We have women who could have [complications] associated with HRT but they accept the risk. I wouldn’t tell somebody not to do a bungee jump because there’s a chance they’d die. It’s up to them to make that decision on whether that risk is worth it for them, for quality of life, and we support women through those decisions.
Although some women would be willing to take that small risk to ensure they had a better quality of life, other women with the same small risk might not want to take the chance. It should be up to the individual with the support of education.
What are the health risks associated with menopause if I don't take HRT?
As previously stated, heart disease is one of the top three killers of women, along with strokes and dementia. Although the 2002 study suggested that HRT increased a woman's chance of having a heart attack, recent studies challenge this theory and suggest - particularly with modern types of HRT - the opposite is true.
Is there anyone who can't take HRT?
There isn’t anyone I wouldn’t give HRT to if they were aware of all the risks. The biggest thing I can think of is breast cancer, especially women who have oestrogen sensitivity cancers. But even the NICE guidelines say women who are having really severe symptoms and are having a really poor quality of life and have breast cancer, we can trial them with HRT as long as they are informed.
Are there any alternatives?
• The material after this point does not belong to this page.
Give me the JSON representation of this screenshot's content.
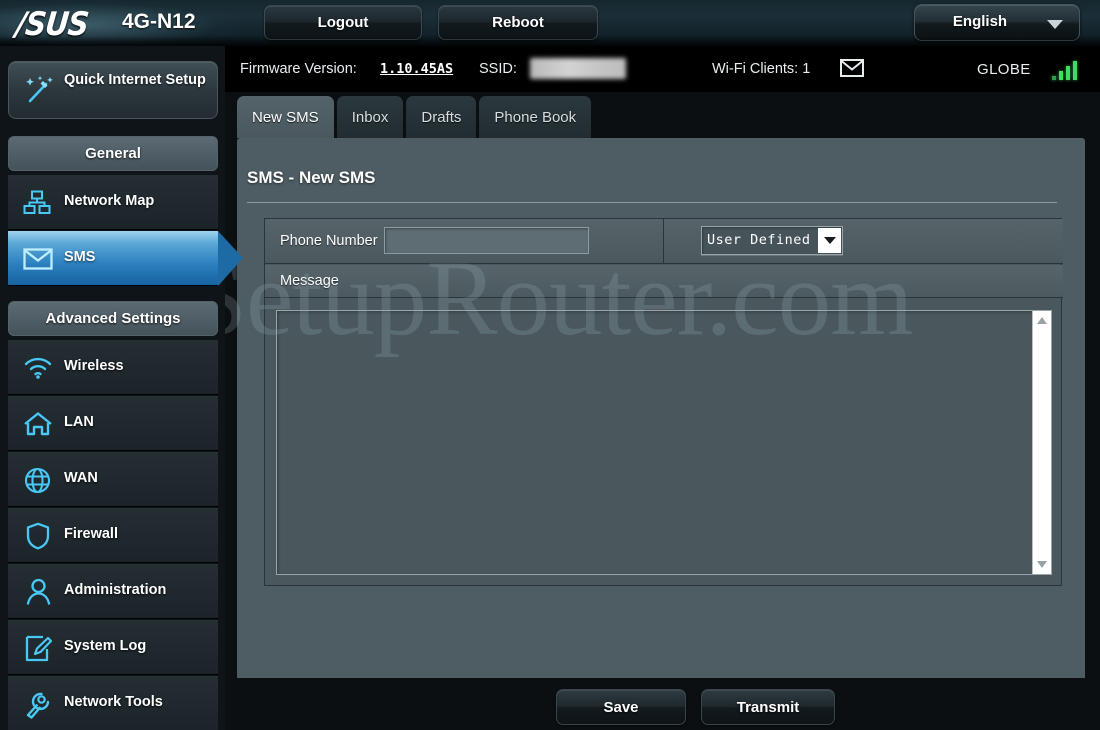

There are other options, you don’t have to give patients HRT. There are non-hormonal and non-invasive options. Cognitive behavioural therapy (CBT) is one which we have in house (at the clinic) and there are other medications which will help with their symptoms. HRT might not be my first line choice for someone, but if a woman says she’s tried these methods and wants to go on HRT then I would support them. We have breast cancer patients on our books who take HRT.
What HRT clinical studies are happening right now?
The study I’m most interested in is called the UK HRT trial. It's basically giving HRT to breast cancer sufferers. It's based in London and it's in active follow-up now. The results will be massive. All the studies done on breast cancer patients have been done with synthetic HRT whereas this will be using the body identical stuff. The other study which is currently recruiting is for young women who go through the menopause. There is also research looking for other non-hormonal treatments for breast cancer sufferers.